Advanced Tagging

Some users incorporate non-trivial workflows that can require advanced tagging techniques. These workflows can be handled in the Factory Definition

Terminology

Platform Build - A build created by a change to the LmP (lmp-manifest.git or meta-subscriber-overrides.git). This is the base OS image.

Container Build - A build created by a change to containers.git.

Target - This an entry in a factory’s TUF targets.json file. It represents what should be thought of as an immutable combination of the Platform build’s OSTree hash + the output of a Container build.

Tag - A Target has a “custom” section where with a list of Tags. The tags can be used to say things like “this is a development build” or this is a “production” build.

Scenario 1: A new platform build that re-uses containers

A Factory is set up with the normal master branch:

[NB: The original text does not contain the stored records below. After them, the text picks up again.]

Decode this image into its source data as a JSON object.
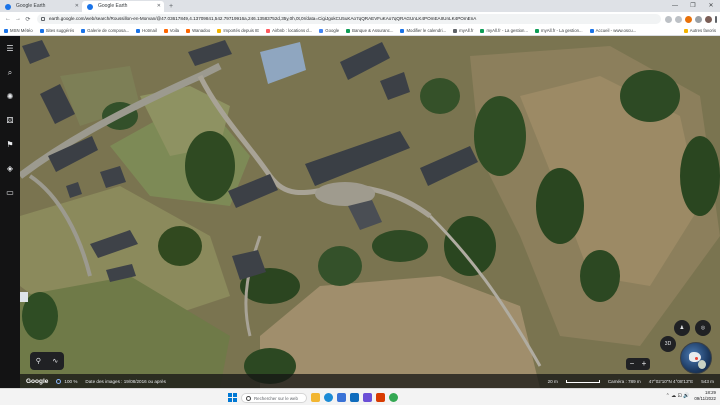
{
  "browser": {
    "tabs": [
      {
        "title": "Google Earth",
        "active": false
      },
      {
        "title": "Google Earth",
        "active": true
      }
    ],
    "new_tab": "+",
    "window_controls": [
      "—",
      "❐",
      "✕"
    ],
    "nav": {
      "back": "←",
      "forward": "→",
      "reload": "⟳"
    },
    "url": "earth.google.com/web/search/Roussillon-en-Morvan/@47.03617849,4.13709841,542.79719916a,246.13583752d,35y,0h,0t,0r/data=CigiJgokCU5uKAo7qQRAEVFuKAo7qQRAGUnLK4POmEAIIUnLK4POmEnA"
  },
  "bookmarks": [
    {
      "label": "MSN Météo",
      "color": "#1a73e8"
    },
    {
      "label": "Sites suggérés",
      "color": "#1a73e8"
    },
    {
      "label": "Galerie de composa...",
      "color": "#1a73e8"
    },
    {
      "label": "Hotmail",
      "color": "#1a73e8"
    },
    {
      "label": "Voila",
      "color": "#ff6600"
    },
    {
      "label": "Wanadoo",
      "color": "#ff6600"
    },
    {
      "label": "Importés depuis IE",
      "color": "#f4b400"
    },
    {
      "label": "Airbnb : locations d...",
      "color": "#ff5a5f"
    },
    {
      "label": "Google",
      "color": "#4285f4"
    },
    {
      "label": "Banque & Assuranc...",
      "color": "#0f9d58"
    },
    {
      "label": "Modifier le calendri...",
      "color": "#1a73e8"
    },
    {
      "label": "myAll.fr",
      "color": "#5f6368"
    },
    {
      "label": "myAll.fr - La gestion...",
      "color": "#0f9d58"
    },
    {
      "label": "myAll.fr - La gestion...",
      "color": "#0f9d58"
    },
    {
      "label": "Accueil - www.oscu...",
      "color": "#1a73e8"
    }
  ],
  "bookmarks_more": "Autres favoris",
  "earth": {
    "rail_icons": [
      {
        "name": "menu-icon",
        "glyph": "☰"
      },
      {
        "name": "search-icon",
        "glyph": "⌕"
      },
      {
        "name": "voyager-icon",
        "glyph": "✺"
      },
      {
        "name": "random-icon",
        "glyph": "⚄"
      },
      {
        "name": "projects-icon",
        "glyph": "⚑"
      },
      {
        "name": "layers-icon",
        "glyph": "◈"
      },
      {
        "name": "measure-icon",
        "glyph": "▭"
      }
    ],
    "logo": "Google",
    "zoom_percent": "100 %",
    "image_date": "Date des images : 19/08/2016 ou après",
    "scale_label": "20 m",
    "camera": "Caméra : 789 m",
    "coordinates": "47°02'10\"N 4°08'13\"E",
    "altitude": "543 m",
    "btn_3d": "3D",
    "zoom_minus": "−",
    "zoom_plus": "+",
    "person_glyph": "♟",
    "compass_glyph": "◎",
    "pin_glyph": "⚲",
    "path_glyph": "∿"
  },
  "taskbar": {
    "search_placeholder": "Rechercher sur le web",
    "apps": [
      {
        "name": "file-explorer-icon",
        "color": "#f2b632"
      },
      {
        "name": "edge-icon",
        "color": "#1b8bd6"
      },
      {
        "name": "store-icon",
        "color": "#3a72d6"
      },
      {
        "name": "mail-icon",
        "color": "#0f6cbd"
      },
      {
        "name": "photos-icon",
        "color": "#6b4fd6"
      },
      {
        "name": "office-icon",
        "color": "#d83b01"
      },
      {
        "name": "chrome-icon",
        "color": "#34a853"
      }
    ],
    "time": "18:29",
    "date": "09/11/2022",
    "tray": "⌃ ☁ ⊡ 🔊"
  }
}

lmp:
  tagging:
    refs/heads/master:
      - tag: master
containers:
  tagging:
    refs/heads/master:
      - tag: master

You’d like to introduce a new stable branch from the LmP but have it use the latest containers from master. This can be done with:

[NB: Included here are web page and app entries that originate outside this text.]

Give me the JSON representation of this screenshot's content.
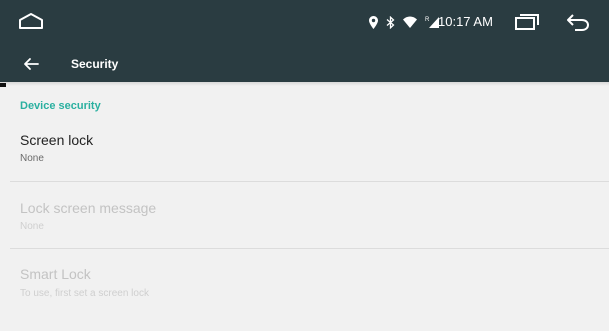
{
  "status_bar": {
    "time": "10:17 AM",
    "icons": [
      "location-icon",
      "bluetooth-icon",
      "wifi-icon",
      "signal-icon"
    ]
  },
  "app_bar": {
    "title": "Security"
  },
  "sections": [
    {
      "header": "Device security",
      "items": [
        {
          "title": "Screen lock",
          "summary": "None",
          "enabled": true
        },
        {
          "title": "Lock screen message",
          "summary": "None",
          "enabled": false
        },
        {
          "title": "Smart Lock",
          "summary": "To use, first set a screen lock",
          "enabled": false
        }
      ]
    }
  ],
  "colors": {
    "toolbar": "#2a3c41",
    "accent": "#2ab0a0",
    "background": "#f1f1f1"
  }
}
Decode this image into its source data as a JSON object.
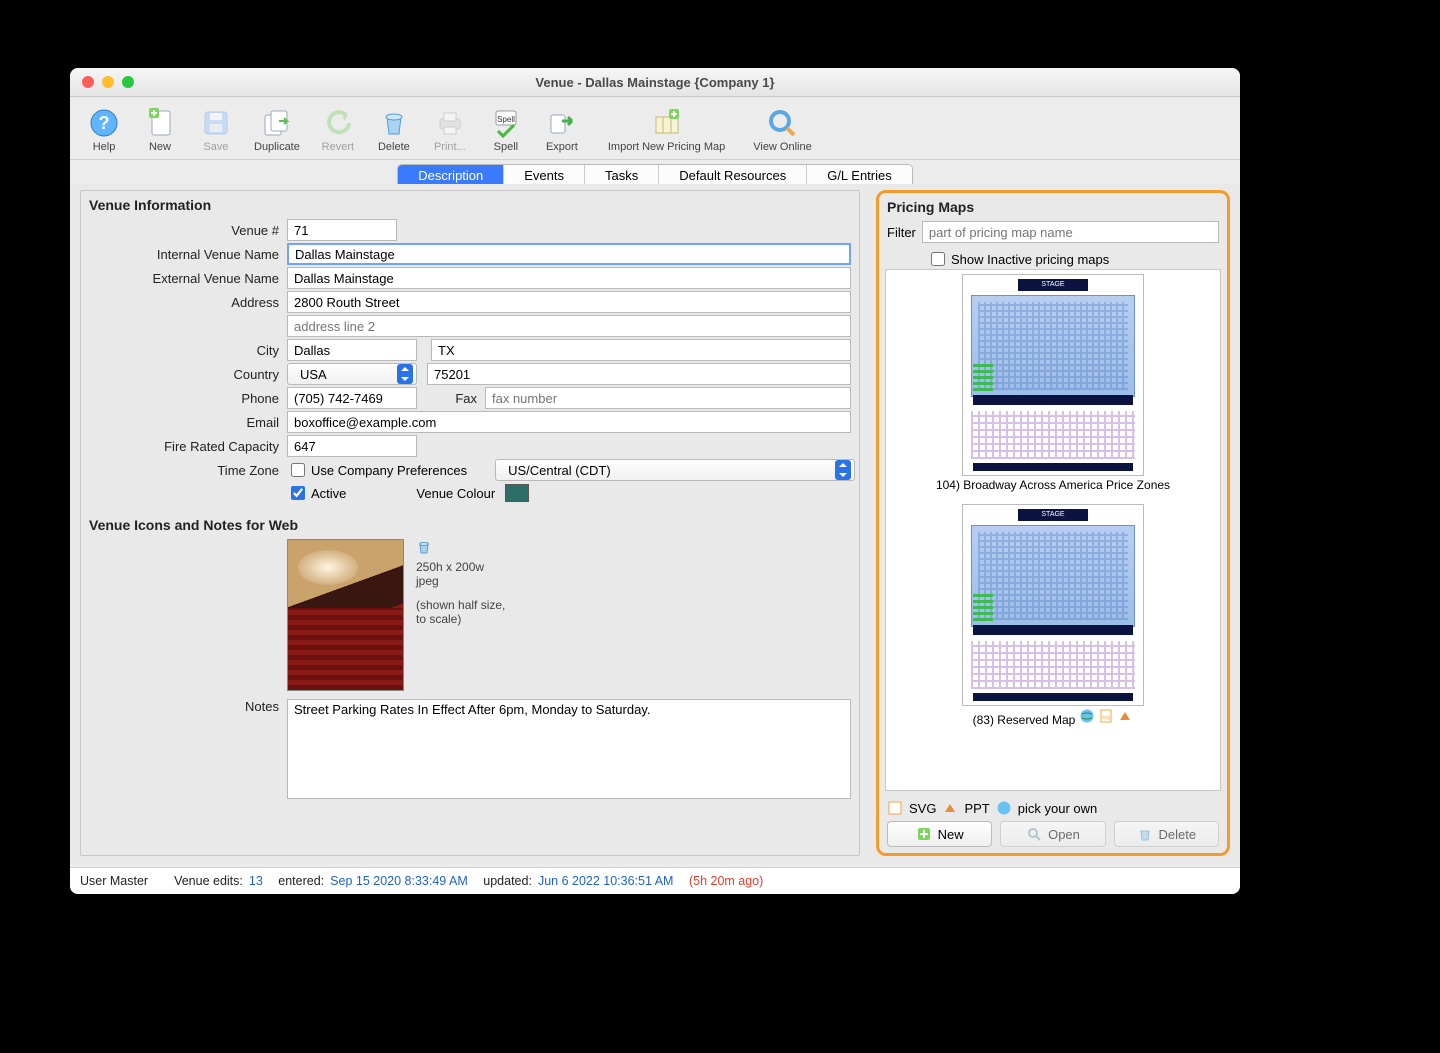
{
  "window": {
    "title": "Venue - Dallas Mainstage {Company 1}"
  },
  "toolbar": {
    "help": "Help",
    "new": "New",
    "save": "Save",
    "duplicate": "Duplicate",
    "revert": "Revert",
    "delete": "Delete",
    "print": "Print...",
    "spell": "Spell",
    "export": "Export",
    "import_map": "Import New Pricing Map",
    "view_online": "View Online"
  },
  "tabs": [
    "Description",
    "Events",
    "Tasks",
    "Default Resources",
    "G/L Entries"
  ],
  "active_tab": "Description",
  "venue_info": {
    "section_title": "Venue Information",
    "labels": {
      "venue_no": "Venue #",
      "internal": "Internal Venue Name",
      "external": "External Venue Name",
      "address": "Address",
      "city": "City",
      "country": "Country",
      "phone": "Phone",
      "fax": "Fax",
      "email": "Email",
      "capacity": "Fire Rated Capacity",
      "tz": "Time Zone",
      "use_company_prefs": "Use Company Preferences",
      "active": "Active",
      "venue_colour": "Venue Colour"
    },
    "values": {
      "venue_no": "71",
      "internal": "Dallas Mainstage",
      "external": "Dallas Mainstage",
      "address1": "2800 Routh Street",
      "address2_placeholder": "address line 2",
      "city": "Dallas",
      "state": "TX",
      "country": "USA",
      "postal": "75201",
      "phone": "(705) 742-7469",
      "fax_placeholder": "fax number",
      "email": "boxoffice@example.com",
      "capacity": "647",
      "tz_value": "US/Central (CDT)",
      "use_company_prefs_checked": false,
      "active_checked": true,
      "venue_colour": "#2d6e69"
    }
  },
  "icons_notes": {
    "section_title": "Venue Icons and Notes for Web",
    "img_meta1": "250h x 200w",
    "img_meta2": "jpeg",
    "img_meta3": "(shown half size,",
    "img_meta4": "to scale)",
    "notes_label": "Notes",
    "notes_value": "Street Parking Rates In Effect After 6pm, Monday to Saturday."
  },
  "pricing": {
    "title": "Pricing Maps",
    "filter_label": "Filter",
    "filter_placeholder": "part of pricing map name",
    "show_inactive": "Show Inactive pricing maps",
    "maps": [
      {
        "caption": "104) Broadway Across America Price Zones"
      },
      {
        "caption": "(83) Reserved Map"
      }
    ],
    "legend": {
      "svg": "SVG",
      "ppt": "PPT",
      "pyo": "pick your own"
    },
    "buttons": {
      "new": "New",
      "open": "Open",
      "delete": "Delete"
    }
  },
  "status": {
    "user": "User Master",
    "label_edits": "Venue edits:",
    "edits": "13",
    "entered_label": "entered:",
    "entered": "Sep 15 2020 8:33:49 AM",
    "updated_label": "updated:",
    "updated": "Jun 6 2022 10:36:51 AM",
    "ago": "(5h 20m ago)"
  }
}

lmp:
  tagging:
    refs/heads/master:
      - tag: master
    refs/heads/stable:
      - tag: stable
        inherit: master
containers:
  tagging:
    refs/heads/master:
      - tag: master
      - tag: stable

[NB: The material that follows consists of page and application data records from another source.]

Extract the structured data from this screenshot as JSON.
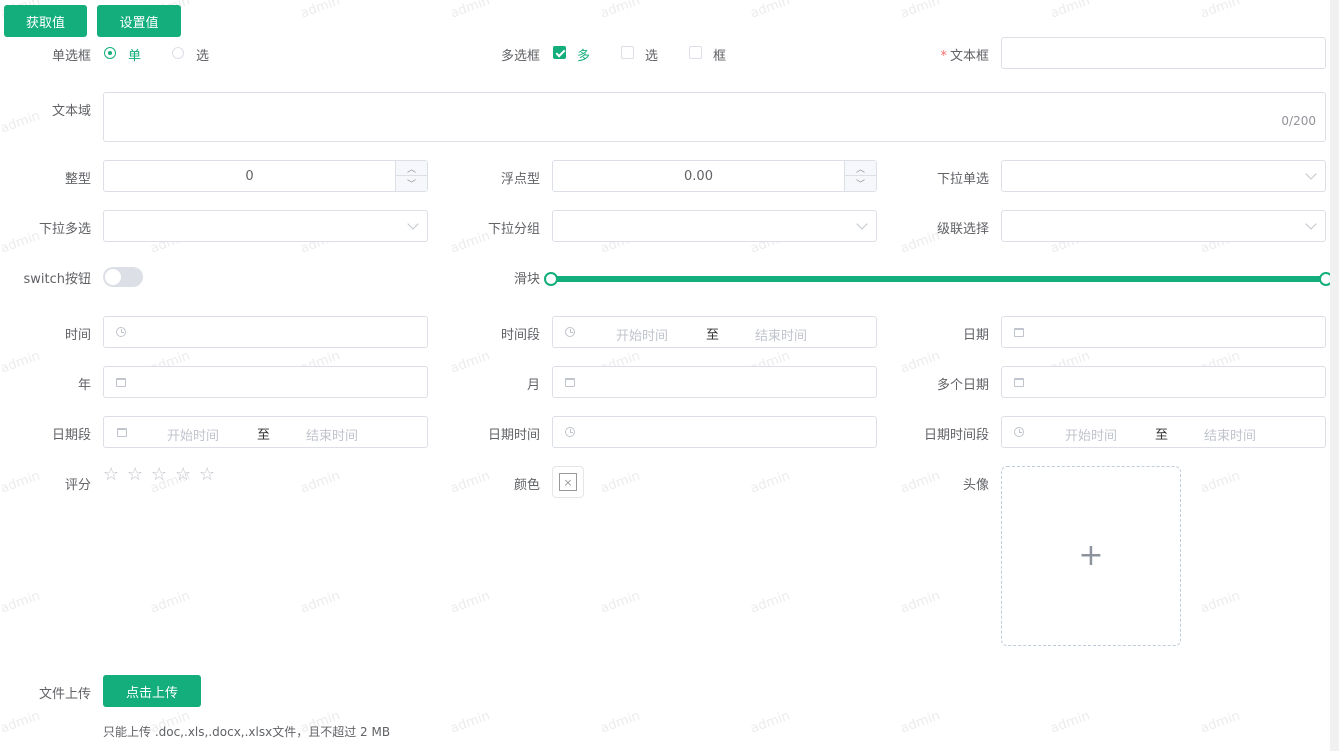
{
  "watermark": "admin",
  "toolbar": {
    "get_value": "获取值",
    "set_value": "设置值"
  },
  "radio": {
    "label": "单选框",
    "options": [
      "单",
      "选"
    ],
    "selected": 0
  },
  "checkbox": {
    "label": "多选框",
    "options": [
      "多",
      "选",
      "框"
    ],
    "checked": [
      0
    ]
  },
  "text_input": {
    "label": "文本框",
    "required_mark": "*",
    "value": ""
  },
  "textarea": {
    "label": "文本域",
    "counter": "0/200"
  },
  "integer": {
    "label": "整型",
    "value": "0"
  },
  "float": {
    "label": "浮点型",
    "value": "0.00"
  },
  "select_single": {
    "label": "下拉单选"
  },
  "select_multi": {
    "label": "下拉多选"
  },
  "select_group": {
    "label": "下拉分组"
  },
  "cascader": {
    "label": "级联选择"
  },
  "switch": {
    "label": "switch按钮",
    "on": false
  },
  "slider": {
    "label": "滑块",
    "range": [
      0,
      1
    ]
  },
  "time": {
    "label": "时间"
  },
  "time_range": {
    "label": "时间段",
    "start_placeholder": "开始时间",
    "separator": "至",
    "end_placeholder": "结束时间"
  },
  "date": {
    "label": "日期"
  },
  "year": {
    "label": "年"
  },
  "month": {
    "label": "月"
  },
  "multi_date": {
    "label": "多个日期"
  },
  "date_range": {
    "label": "日期段",
    "start_placeholder": "开始时间",
    "separator": "至",
    "end_placeholder": "结束时间"
  },
  "datetime": {
    "label": "日期时间"
  },
  "datetime_range": {
    "label": "日期时间段",
    "start_placeholder": "开始时间",
    "separator": "至",
    "end_placeholder": "结束时间"
  },
  "rate": {
    "label": "评分",
    "max": 5,
    "value": 0
  },
  "color": {
    "label": "颜色",
    "empty_glyph": "×"
  },
  "avatar": {
    "label": "头像",
    "plus": "+"
  },
  "file_upload": {
    "label": "文件上传",
    "button": "点击上传",
    "tip": "只能上传 .doc,.xls,.docx,.xlsx文件，且不超过 2 MB"
  },
  "colors": {
    "primary": "#13ae7c",
    "border": "#dcdfe6",
    "placeholder": "#c0c4cc",
    "required": "#f56c6c"
  }
}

Consider this pseudo targets example:

targets:
  build-1:
    ostree-hash: DEADBEEF
    docker-apps: foo:v1, bar:v1
    tags: stable
  build-2:
    ostree-hash: GOODBEEF
    docker-apps: foo:v2, bar:v2
    tags: master

If a change to the stable branch was pushed to the LmP, a new target, build-3, would be added. The build logic would then look through the targets list to find the most recent master target so that it can copy those docker-apps. This would result in a new target:

build-3:
  ostree-hash: NEWHASH
  docker-apps: foo:v2, bar:v2
  tags: stable

On the other hand, there might also be a new container build for master. In this case the build logic will produce two new targets:

build-4:  # for stable it will be based on build-3
  ostree-hash: NEWHASH
  docker-apps: foo:v3, bar:v3
  tags: stable

build-4:  # for master, it will be based on build-2
  ostree-hash: GOODBEEF
  docker-apps: foo:v3, bar:v3
  tags: master

Scenario 2: Multiple container builds using the same platform

This scenario is the reverse of the previous one. A factory might have a platform build tagged with master. However, there are two versions of containers being worked on: master and foo. This could be handled with:

lmp:
  tagging:
    refs/heads/master:
      - tag: master
      - tag: foo
containers:
  tagging:
    refs/heads/master:
      - tag: master
    refs/heads/foo:
      - tag: foo
        inherit: master

Scenario 3: Multiple teams, different cadences

Some organizations may have separate core platform and application teams. In this scenario, it may be desirable to let each team move at their own decoupled paces. Furthermore, the application team might have stages(branches) of development they are working on. This could be handled with something like:

lmp:
  tagging:
    refs/heads/master:
      - tag: master
containers:
  tagging:
    refs/heads/master:
      - tag: master
    refs/heads/dev:
      - tag: dev
        inherit: master
    refs/heads/qa:
      - tag: qa
        inherit: master

This scenario is going to produce master tagged builds that have no containers, but can be generically verified. Then each containers.git branch will build Targets and grab the latest master tag to base its platform on. NOTE: Changes to master don’t cause new container builds. In order to get a container’s branch updated to the latest master a user would need to push an empty commit to containers.git to trigger a new build:

# from branch qa
git commit --allow-empty -m 'Pull in latest platform changes from master'